The collective unconsciousness refers to the part of each personal unconsciousness which is common to all human beings or even all beings on Earth (in this latter case, it could be defined as the Earth’s spirit). It is composed of all symbols and ideas that are expressed all over the world in all the different cultures. Indeed, many symbols have the same meaning all over the world even when no physical links have been established between these cultures. Only universal symbols are part of the global unconsciousness. This idea of a global unconsciousness could be related to the esoteric idea of the akashic records or even with the idea of an omniscient god.

According to Jung, the collective unconsciousness is divided in 4 levels. The first level is the individual unconsciousness equivalent to the domain that Freud studied. Only individual memories are part of it. But Jung came further, he add 3 more levels. The members of the same family have many common symbols in their language and behavior. This common set of symbols is part of the second level: the family unconsciousness. Then come the third level which is the cultural or societal unconsciousness common to people from the same cultural background. Finally, on the fourth and last level, there is the primordial collective unconsciousness. It contains the most general ideas and symbols of the humanity such as the common fear to the obscurity, the instincts…
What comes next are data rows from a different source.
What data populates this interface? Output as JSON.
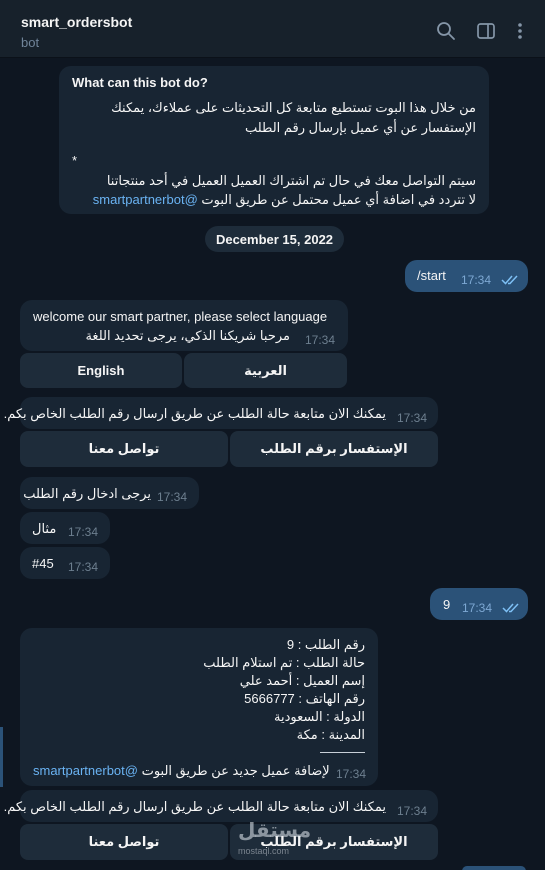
{
  "header": {
    "title": "smart_ordersbot",
    "subtitle": "bot"
  },
  "intro": {
    "heading": "What can this bot do?",
    "line1": "من خلال هذا البوت تستطيع متابعة كل التحديثات على عملاءك، يمكنك",
    "line2": "الإستفسار عن أي عميل بإرسال رقم الطلب",
    "bullet": "*",
    "line3": "سيتم التواصل معك في حال تم اشتراك العميل العميل في أحد منتجاتنا",
    "line4_prefix": "لا تتردد في اضافة أي عميل محتمل عن طريق البوت",
    "line4_link": "@smartpartnerbot"
  },
  "date_separator": "December 15, 2022",
  "messages": {
    "start": {
      "text": "/start",
      "time": "17:34"
    },
    "welcome": {
      "en": "welcome our smart partner, please select language",
      "ar": "مرحبا شريكنا الذكي، يرجى تحديد اللغة",
      "time": "17:34"
    },
    "lang_buttons": {
      "english": "English",
      "arabic": "العربية"
    },
    "follow1": {
      "text": "يمكنك الان متابعة حالة الطلب عن طريق ارسال رقم الطلب الخاص بكم.",
      "time": "17:34"
    },
    "menu1": {
      "contact": "تواصل معنا",
      "inquiry": "الإستفسار برقم الطلب"
    },
    "enter_order": {
      "text": "يرجى ادخال رقم الطلب",
      "time": "17:34"
    },
    "example": {
      "text": "مثال",
      "time": "17:34"
    },
    "example_val": {
      "text": "#45",
      "time": "17:34"
    },
    "user_nine": {
      "text": "9",
      "time": "17:34"
    },
    "order": {
      "l1": "رقم الطلب : 9",
      "l2": "حالة الطلب : تم استلام الطلب",
      "l3": "إسم العميل : أحمد علي",
      "l4": "رقم الهاتف : 5666777",
      "l5": "الدولة : السعودية",
      "l6": "المدينة : مكة",
      "footer_prefix": "لإضافة عميل جديد عن طريق البوت",
      "footer_link": "@smartpartnerbot",
      "time": "17:34"
    },
    "follow2": {
      "text": "يمكنك الان متابعة حالة الطلب عن طريق ارسال رقم الطلب الخاص بكم.",
      "time": "17:34"
    },
    "menu2": {
      "contact": "تواصل معنا",
      "inquiry": "الإستفسار برقم الطلب"
    }
  },
  "watermark": {
    "text": "مستقل",
    "sub": "mostaql.com"
  },
  "colors": {
    "background": "#0e1621",
    "header": "#17212b",
    "incoming": "#182533",
    "outgoing": "#2b5278",
    "link": "#6ab3f3"
  }
}
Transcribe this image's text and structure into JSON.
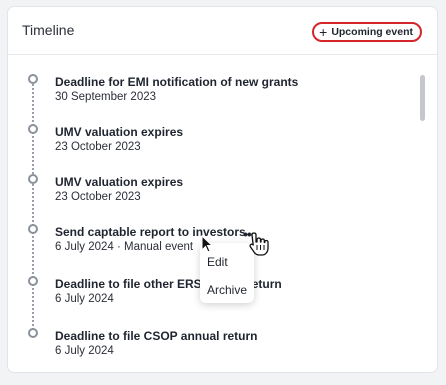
{
  "header": {
    "title": "Timeline",
    "upcoming_button_label": "Upcoming event",
    "plus_icon": "+"
  },
  "timeline": {
    "items": [
      {
        "title": "Deadline for EMI notification of new grants",
        "subtitle": "30 September 2023"
      },
      {
        "title": "UMV valuation expires",
        "subtitle": "23 October 2023"
      },
      {
        "title": "UMV valuation expires",
        "subtitle": "23 October 2023"
      },
      {
        "title": "Send captable report to investors",
        "subtitle": "6 July 2024 · Manual event"
      },
      {
        "title": "Deadline to file other ERS annual return",
        "subtitle": "6 July 2024"
      },
      {
        "title": "Deadline to file CSOP annual return",
        "subtitle": "6 July 2024"
      }
    ]
  },
  "context_menu": {
    "items": [
      "Edit",
      "Archive"
    ]
  },
  "icons": {
    "more": "more-horizontal-icon",
    "plus": "plus-icon"
  },
  "colors": {
    "highlight_border": "#d6262b",
    "text": "#1f2430",
    "rail": "#9aa0ab"
  }
}
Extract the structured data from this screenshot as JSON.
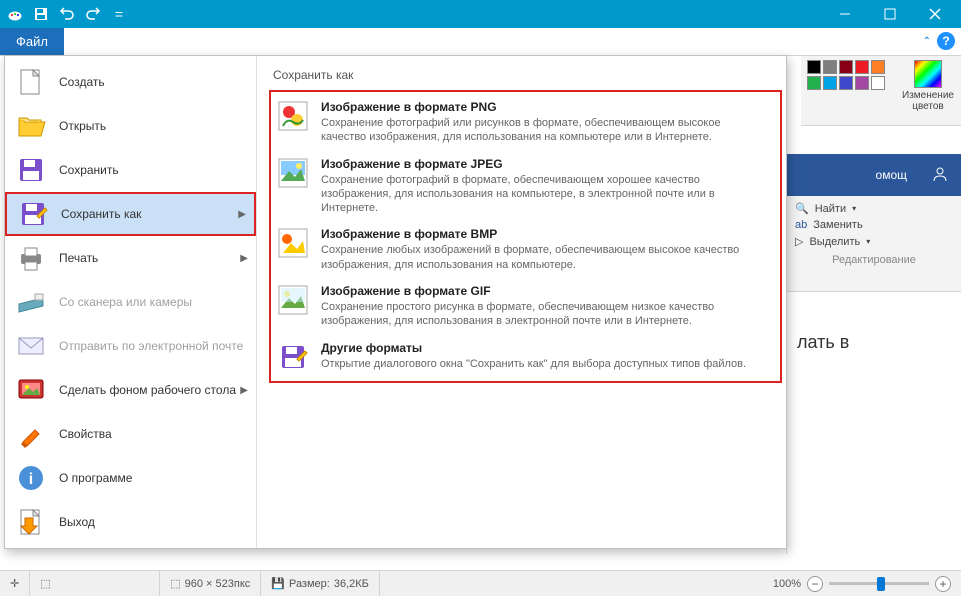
{
  "window": {
    "file_tab": "Файл"
  },
  "menu": {
    "items": [
      {
        "label": "Создать",
        "icon": "new"
      },
      {
        "label": "Открыть",
        "icon": "open"
      },
      {
        "label": "Сохранить",
        "icon": "save"
      },
      {
        "label": "Сохранить как",
        "icon": "saveas",
        "highlighted": true,
        "submenu": true
      },
      {
        "label": "Печать",
        "icon": "print",
        "submenu": true
      },
      {
        "label": "Со сканера или камеры",
        "icon": "scanner",
        "disabled": true
      },
      {
        "label": "Отправить по электронной почте",
        "icon": "email",
        "disabled": true
      },
      {
        "label": "Сделать фоном рабочего стола",
        "icon": "wallpaper",
        "submenu": true
      },
      {
        "label": "Свойства",
        "icon": "properties"
      },
      {
        "label": "О программе",
        "icon": "about"
      },
      {
        "label": "Выход",
        "icon": "exit"
      }
    ]
  },
  "saveas_panel": {
    "title": "Сохранить как",
    "formats": [
      {
        "title": "Изображение в формате PNG",
        "desc": "Сохранение фотографий или рисунков в формате, обеспечивающем высокое качество изображения, для использования на компьютере или в Интернете.",
        "icon": "png"
      },
      {
        "title": "Изображение в формате JPEG",
        "desc": "Сохранение фотографий в формате, обеспечивающем хорошее качество изображения, для использования на компьютере, в электронной почте или в Интернете.",
        "icon": "jpeg"
      },
      {
        "title": "Изображение в формате BMP",
        "desc": "Сохранение любых изображений в формате, обеспечивающем высокое качество изображения, для использования на компьютере.",
        "icon": "bmp"
      },
      {
        "title": "Изображение в формате GIF",
        "desc": "Сохранение простого рисунка в формате, обеспечивающем низкое качество изображения, для использования в электронной почте или в Интернете.",
        "icon": "gif"
      },
      {
        "title": "Другие форматы",
        "desc": "Открытие диалогового окна \"Сохранить как\" для выбора доступных типов файлов.",
        "icon": "other"
      }
    ]
  },
  "ribbon_bg": {
    "edit_colors": "Изменение\nцветов",
    "colors": [
      "#000",
      "#7f7f7f",
      "#800",
      "#f00",
      "#f80",
      "#ff0",
      "#0c0",
      "#0cc",
      "#3a6ea5",
      "#1e3a8a",
      "#80f",
      "#f0f"
    ]
  },
  "word": {
    "tab": "омощ",
    "find": "Найти",
    "replace": "Заменить",
    "select": "Выделить",
    "group": "Редактирование",
    "doc_fragment": "лать в"
  },
  "statusbar": {
    "dims": "960 × 523пкс",
    "size_label": "Размер:",
    "size": "36,2КБ",
    "zoom": "100%"
  }
}
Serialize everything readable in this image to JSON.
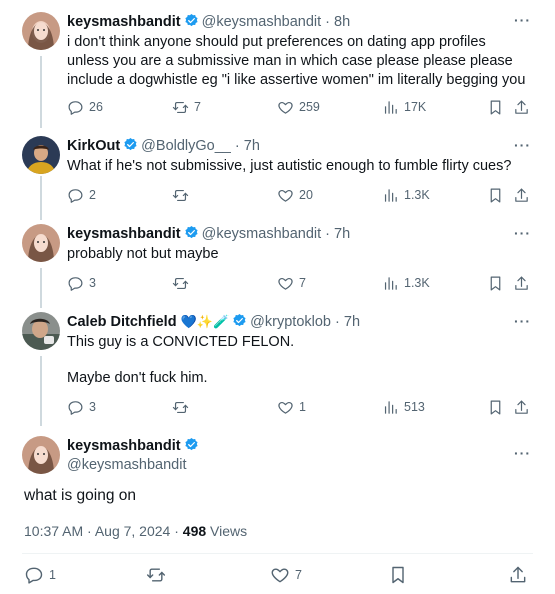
{
  "tweets": [
    {
      "name": "keysmashbandit",
      "handle": "@keysmashbandit",
      "time": "8h",
      "text": "i don't think anyone should put preferences on dating app profiles unless you are a submissive man in which case please please please include a dogwhistle eg \"i like assertive women\" im literally begging you",
      "replies": "26",
      "reposts": "7",
      "likes": "259",
      "views": "17K"
    },
    {
      "name": "KirkOut",
      "handle": "@BoldlyGo__",
      "time": "7h",
      "text": "What if he's not submissive, just autistic enough to fumble flirty cues?",
      "replies": "2",
      "reposts": "",
      "likes": "20",
      "views": "1.3K"
    },
    {
      "name": "keysmashbandit",
      "handle": "@keysmashbandit",
      "time": "7h",
      "text": "probably not but maybe",
      "replies": "3",
      "reposts": "",
      "likes": "7",
      "views": "1.3K"
    },
    {
      "name": "Caleb Ditchfield",
      "name_emoji": "💙✨🧪",
      "handle": "@kryptoklob",
      "time": "7h",
      "text_line1": "This guy is a CONVICTED FELON.",
      "text_line2": "Maybe don't fuck him.",
      "replies": "3",
      "reposts": "",
      "likes": "1",
      "views": "513"
    }
  ],
  "main_tweet": {
    "name": "keysmashbandit",
    "handle": "@keysmashbandit",
    "text": "what is going on",
    "timestamp": "10:37 AM · Aug 7, 2024 ·",
    "views_count": "498",
    "views_label": "Views",
    "replies": "1",
    "reposts": "",
    "likes": "7"
  },
  "ui": {
    "dot": "·",
    "more": "···"
  },
  "colors": {
    "verified": "#1d9bf0",
    "muted": "#536471",
    "text": "#0f1419",
    "line": "#cfd9de"
  },
  "icons": [
    "reply-icon",
    "repost-icon",
    "like-icon",
    "views-icon",
    "bookmark-icon",
    "share-icon",
    "verified-icon",
    "more-icon"
  ]
}
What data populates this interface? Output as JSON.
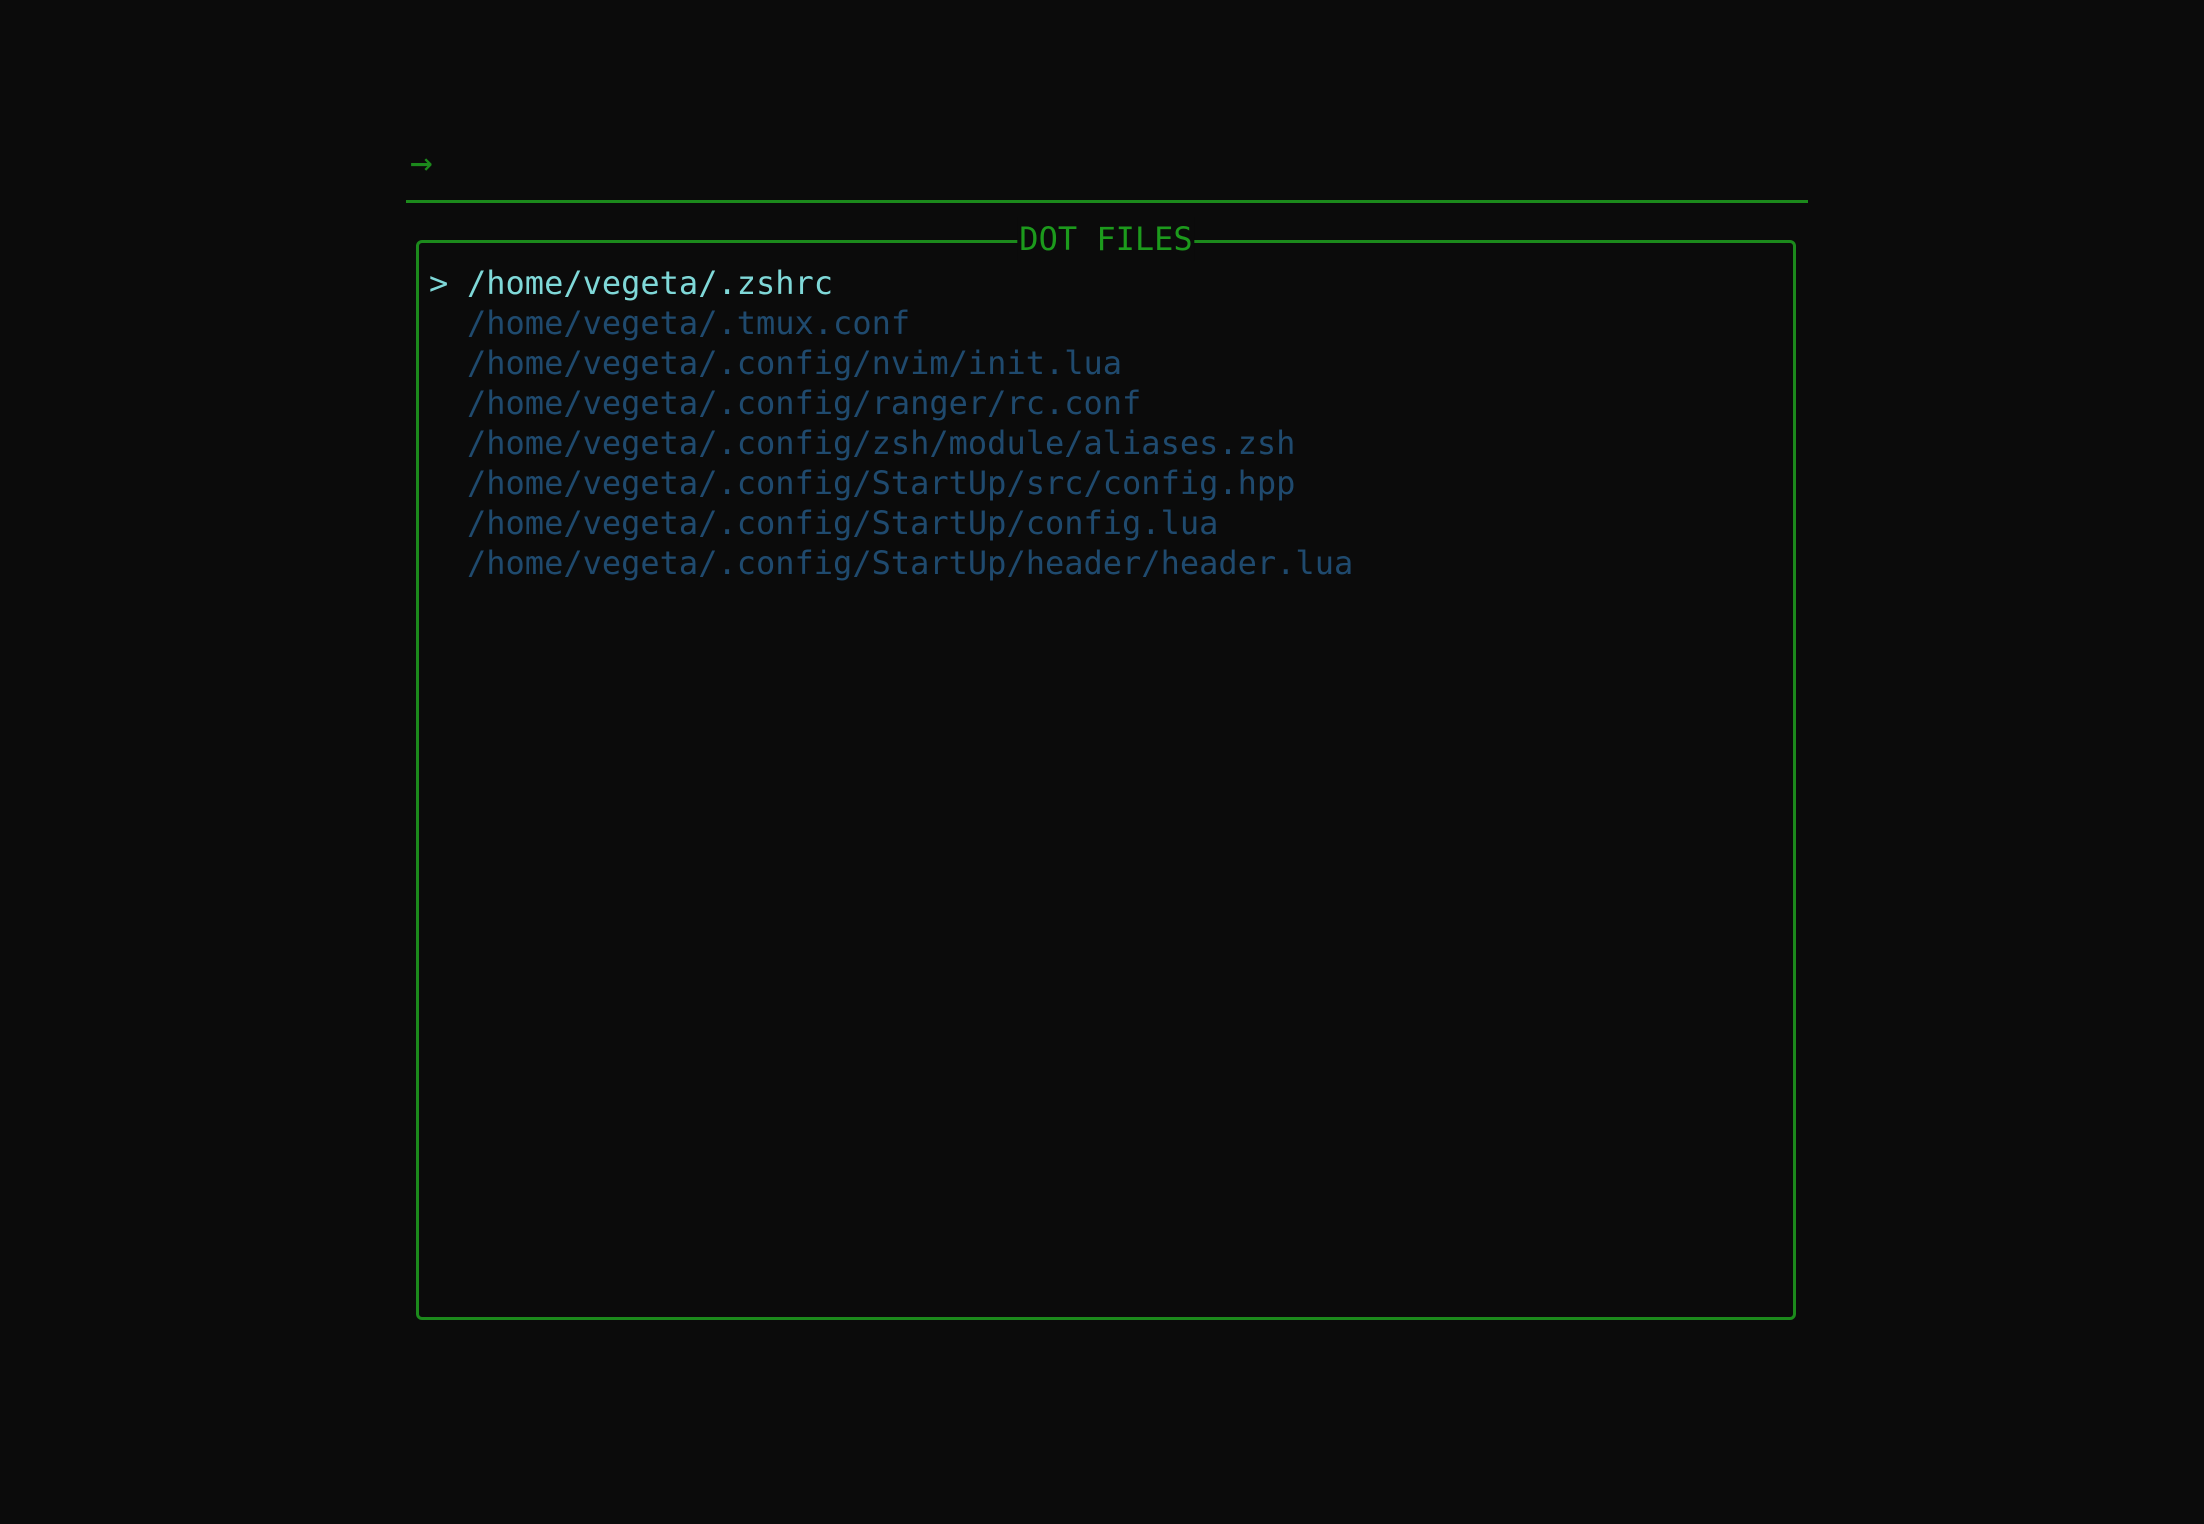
{
  "prompt": {
    "icon": "arrow-right-icon",
    "symbol": "→",
    "value": "",
    "placeholder": ""
  },
  "results": {
    "title": "DOT FILES",
    "selected_marker": ">",
    "selected_index": 0,
    "items": [
      "/home/vegeta/.zshrc",
      "/home/vegeta/.tmux.conf",
      "/home/vegeta/.config/nvim/init.lua",
      "/home/vegeta/.config/ranger/rc.conf",
      "/home/vegeta/.config/zsh/module/aliases.zsh",
      "/home/vegeta/.config/StartUp/src/config.hpp",
      "/home/vegeta/.config/StartUp/config.lua",
      "/home/vegeta/.config/StartUp/header/header.lua"
    ]
  },
  "colors": {
    "background": "#0b0b0b",
    "border": "#1c8a1c",
    "title": "#1c9a1c",
    "selected": "#7fd8d8",
    "unselected": "#1f4a6e"
  }
}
In this global unconsciousness, there is some structure which evolved since its beginning. This structure is a code and can be interpreted. Dreams, known to be interpretable are the emergence of this collective unconsciousness. Their meanings come from the beginning of mankind. If we extent the global unconsciousness to all beings on Earth, we could add several levels to it. The common symbols could be for example the fear of death (common to all creatures) and the masculine and feminine aspects which is part of all sexed beings.